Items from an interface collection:
----

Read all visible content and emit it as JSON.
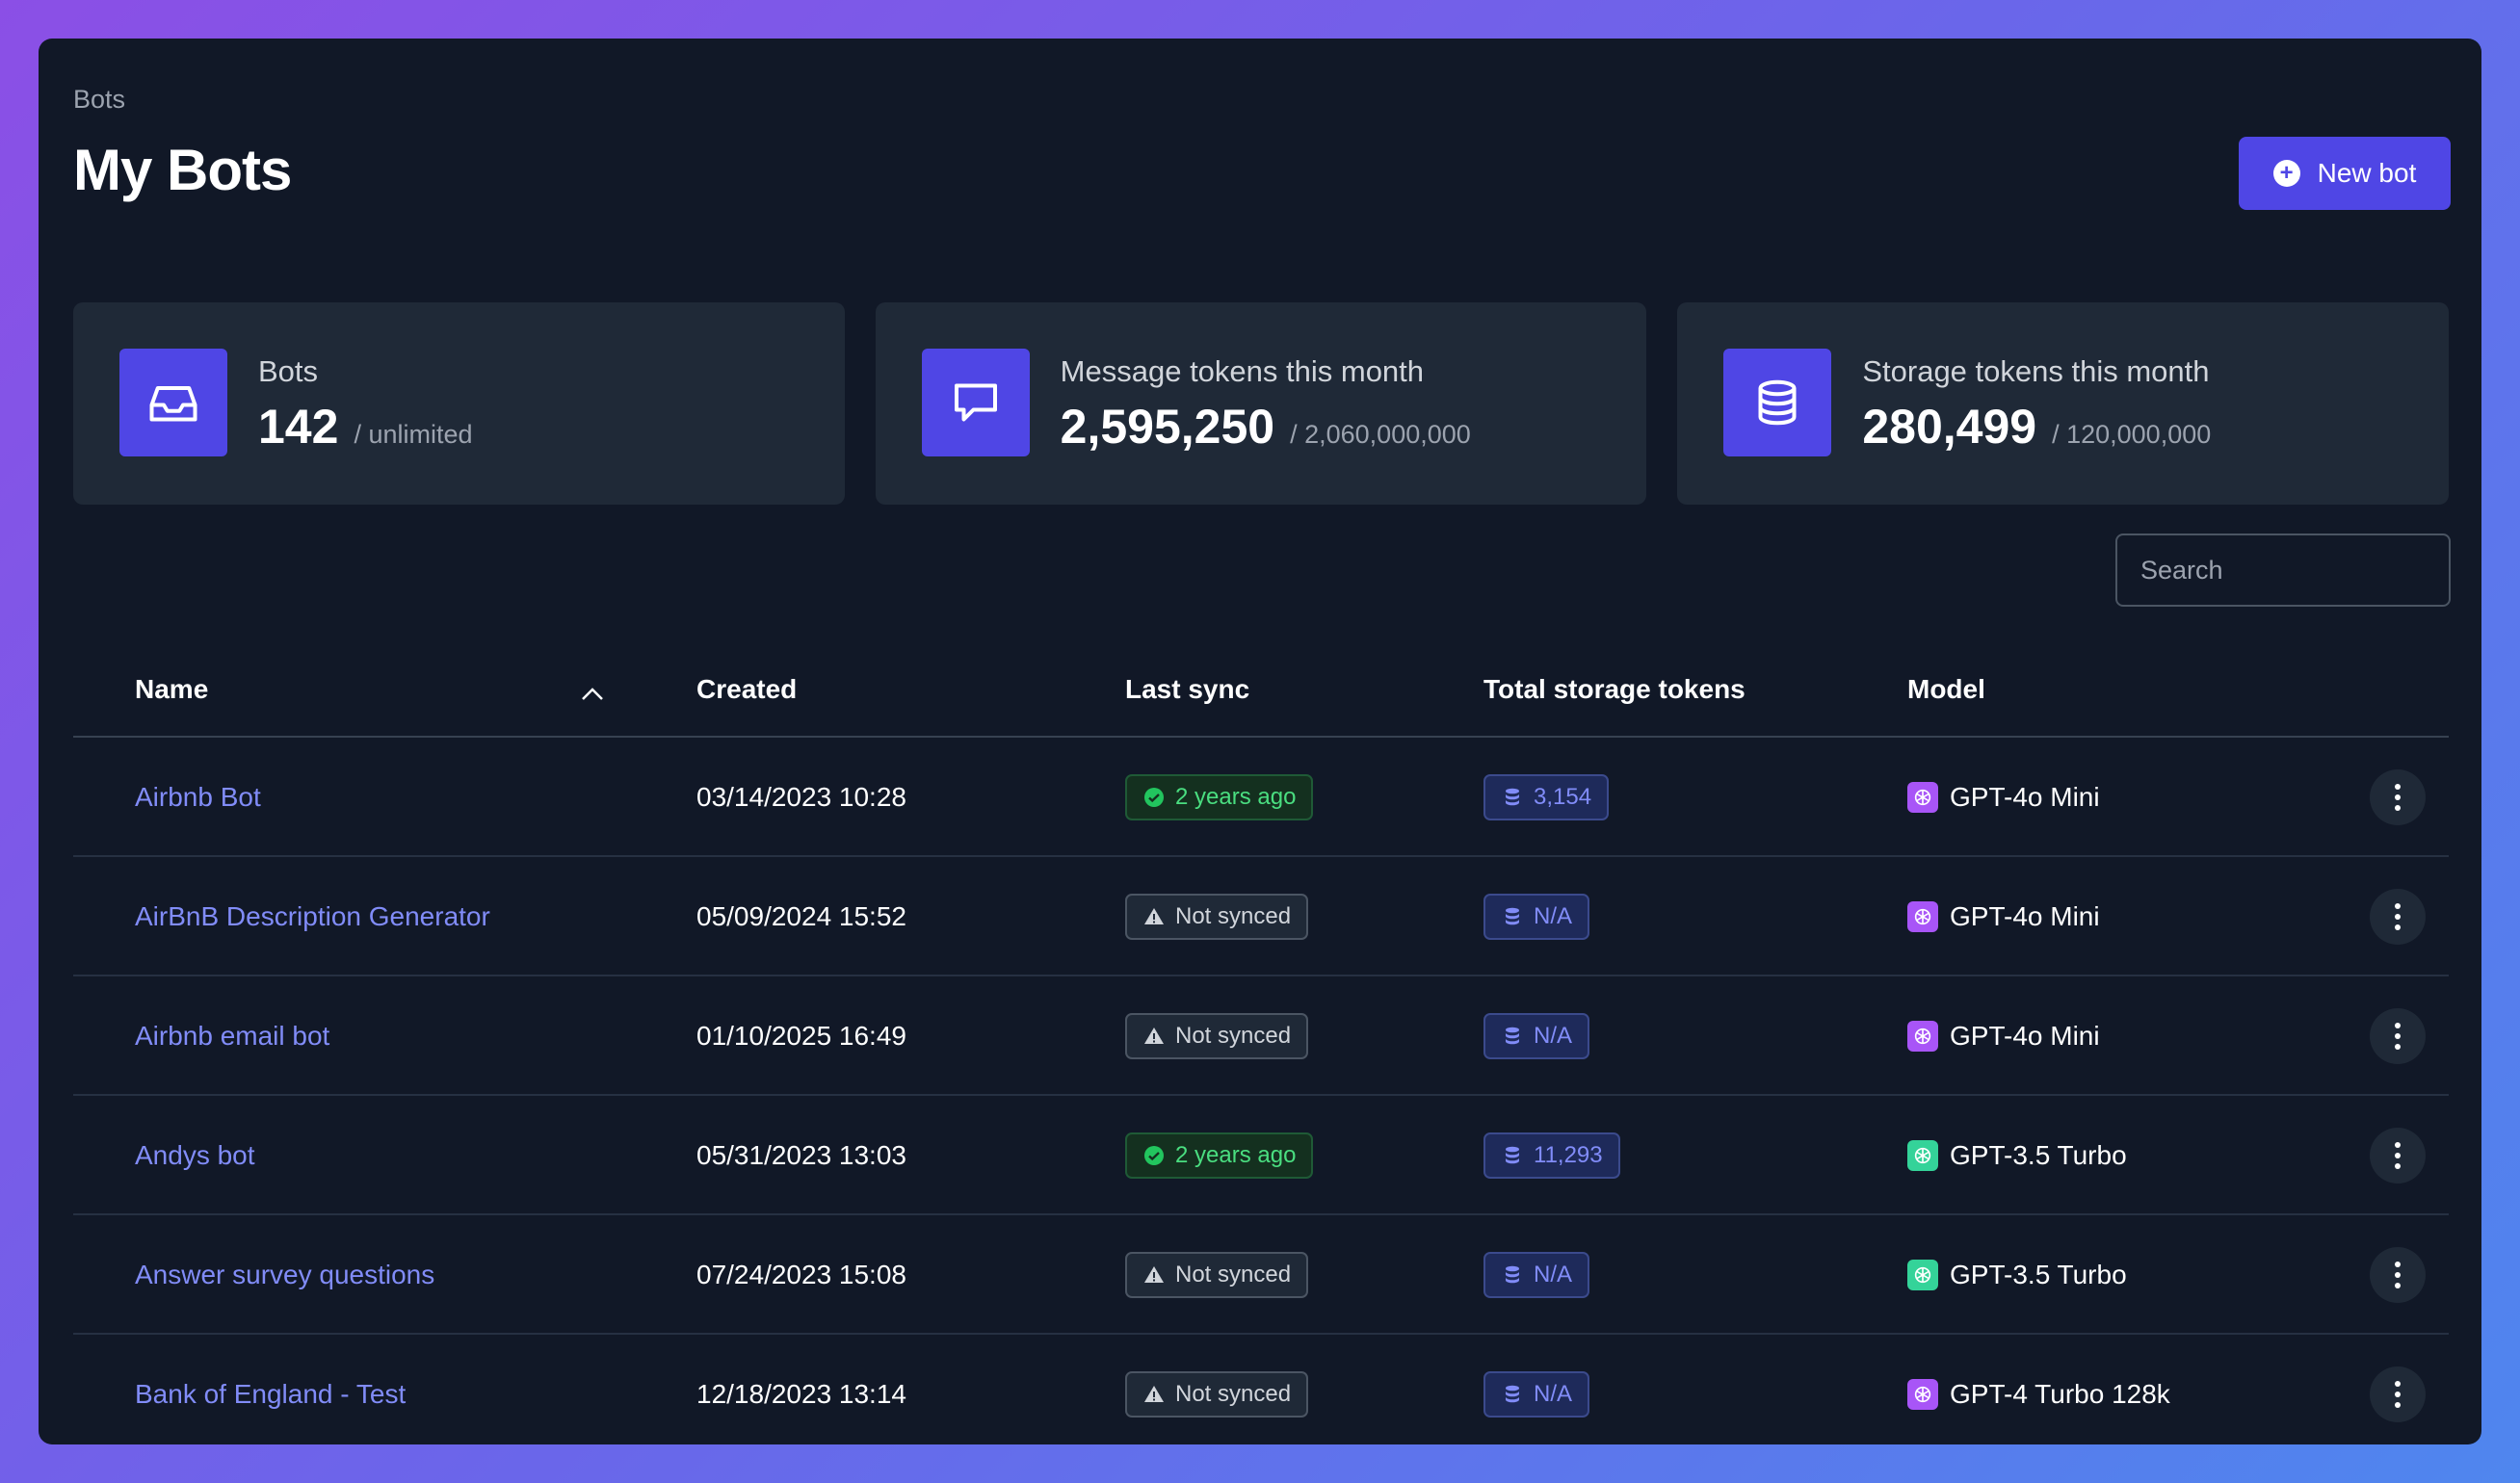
{
  "header": {
    "breadcrumb": "Bots",
    "title": "My Bots",
    "new_button_label": "New bot"
  },
  "stats": [
    {
      "label": "Bots",
      "value": "142",
      "limit": "/ unlimited",
      "icon": "inbox-icon"
    },
    {
      "label": "Message tokens this month",
      "value": "2,595,250",
      "limit": "/ 2,060,000,000",
      "icon": "chat-bubble-icon"
    },
    {
      "label": "Storage tokens this month",
      "value": "280,499",
      "limit": "/ 120,000,000",
      "icon": "database-icon"
    }
  ],
  "search": {
    "placeholder": "Search",
    "value": ""
  },
  "table": {
    "columns": [
      "Name",
      "Created",
      "Last sync",
      "Total storage tokens",
      "Model"
    ],
    "sort": {
      "column": "Name",
      "direction": "ascending"
    },
    "rows": [
      {
        "name": "Airbnb Bot",
        "created": "03/14/2023 10:28",
        "sync": "2 years ago",
        "synced": true,
        "tokens": "3,154",
        "model": "GPT-4o Mini"
      },
      {
        "name": "AirBnB Description Generator",
        "created": "05/09/2024 15:52",
        "sync": "Not synced",
        "synced": false,
        "tokens": "N/A",
        "model": "GPT-4o Mini"
      },
      {
        "name": "Airbnb email bot",
        "created": "01/10/2025 16:49",
        "sync": "Not synced",
        "synced": false,
        "tokens": "N/A",
        "model": "GPT-4o Mini"
      },
      {
        "name": "Andys bot",
        "created": "05/31/2023 13:03",
        "sync": "2 years ago",
        "synced": true,
        "tokens": "11,293",
        "model": "GPT-3.5 Turbo"
      },
      {
        "name": "Answer survey questions",
        "created": "07/24/2023 15:08",
        "sync": "Not synced",
        "synced": false,
        "tokens": "N/A",
        "model": "GPT-3.5 Turbo"
      },
      {
        "name": "Bank of England - Test",
        "created": "12/18/2023 13:14",
        "sync": "Not synced",
        "synced": false,
        "tokens": "N/A",
        "model": "GPT-4 Turbo 128k"
      }
    ]
  },
  "colors": {
    "accent": "#4f46e5",
    "link": "#818cf8",
    "success": "#4ade80",
    "gpt4_icon": "#a855f7",
    "gpt35_icon": "#34d399"
  }
}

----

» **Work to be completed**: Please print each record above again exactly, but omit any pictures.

» **Solution to this task**:
Read all visible content and emit it as JSON.
{
  "header": {
    "breadcrumb": "Bots",
    "title": "My Bots",
    "new_button_label": "New bot"
  },
  "stats": [
    {
      "label": "Bots",
      "value": "142",
      "limit": "/ unlimited",
      "icon": "inbox-icon"
    },
    {
      "label": "Message tokens this month",
      "value": "2,595,250",
      "limit": "/ 2,060,000,000",
      "icon": "chat-bubble-icon"
    },
    {
      "label": "Storage tokens this month",
      "value": "280,499",
      "limit": "/ 120,000,000",
      "icon": "database-icon"
    }
  ],
  "search": {
    "placeholder": "Search",
    "value": ""
  },
  "table": {
    "columns": [
      "Name",
      "Created",
      "Last sync",
      "Total storage tokens",
      "Model"
    ],
    "sort": {
      "column": "Name",
      "direction": "ascending"
    },
    "rows": [
      {
        "name": "Airbnb Bot",
        "created": "03/14/2023 10:28",
        "sync": "2 years ago",
        "synced": true,
        "tokens": "3,154",
        "model": "GPT-4o Mini"
      },
      {
        "name": "AirBnB Description Generator",
        "created": "05/09/2024 15:52",
        "sync": "Not synced",
        "synced": false,
        "tokens": "N/A",
        "model": "GPT-4o Mini"
      },
      {
        "name": "Airbnb email bot",
        "created": "01/10/2025 16:49",
        "sync": "Not synced",
        "synced": false,
        "tokens": "N/A",
        "model": "GPT-4o Mini"
      },
      {
        "name": "Andys bot",
        "created": "05/31/2023 13:03",
        "sync": "2 years ago",
        "synced": true,
        "tokens": "11,293",
        "model": "GPT-3.5 Turbo"
      },
      {
        "name": "Answer survey questions",
        "created": "07/24/2023 15:08",
        "sync": "Not synced",
        "synced": false,
        "tokens": "N/A",
        "model": "GPT-3.5 Turbo"
      },
      {
        "name": "Bank of England - Test",
        "created": "12/18/2023 13:14",
        "sync": "Not synced",
        "synced": false,
        "tokens": "N/A",
        "model": "GPT-4 Turbo 128k"
      }
    ]
  },
  "colors": {
    "accent": "#4f46e5",
    "link": "#818cf8",
    "success": "#4ade80",
    "gpt4_icon": "#a855f7",
    "gpt35_icon": "#34d399"
  }
}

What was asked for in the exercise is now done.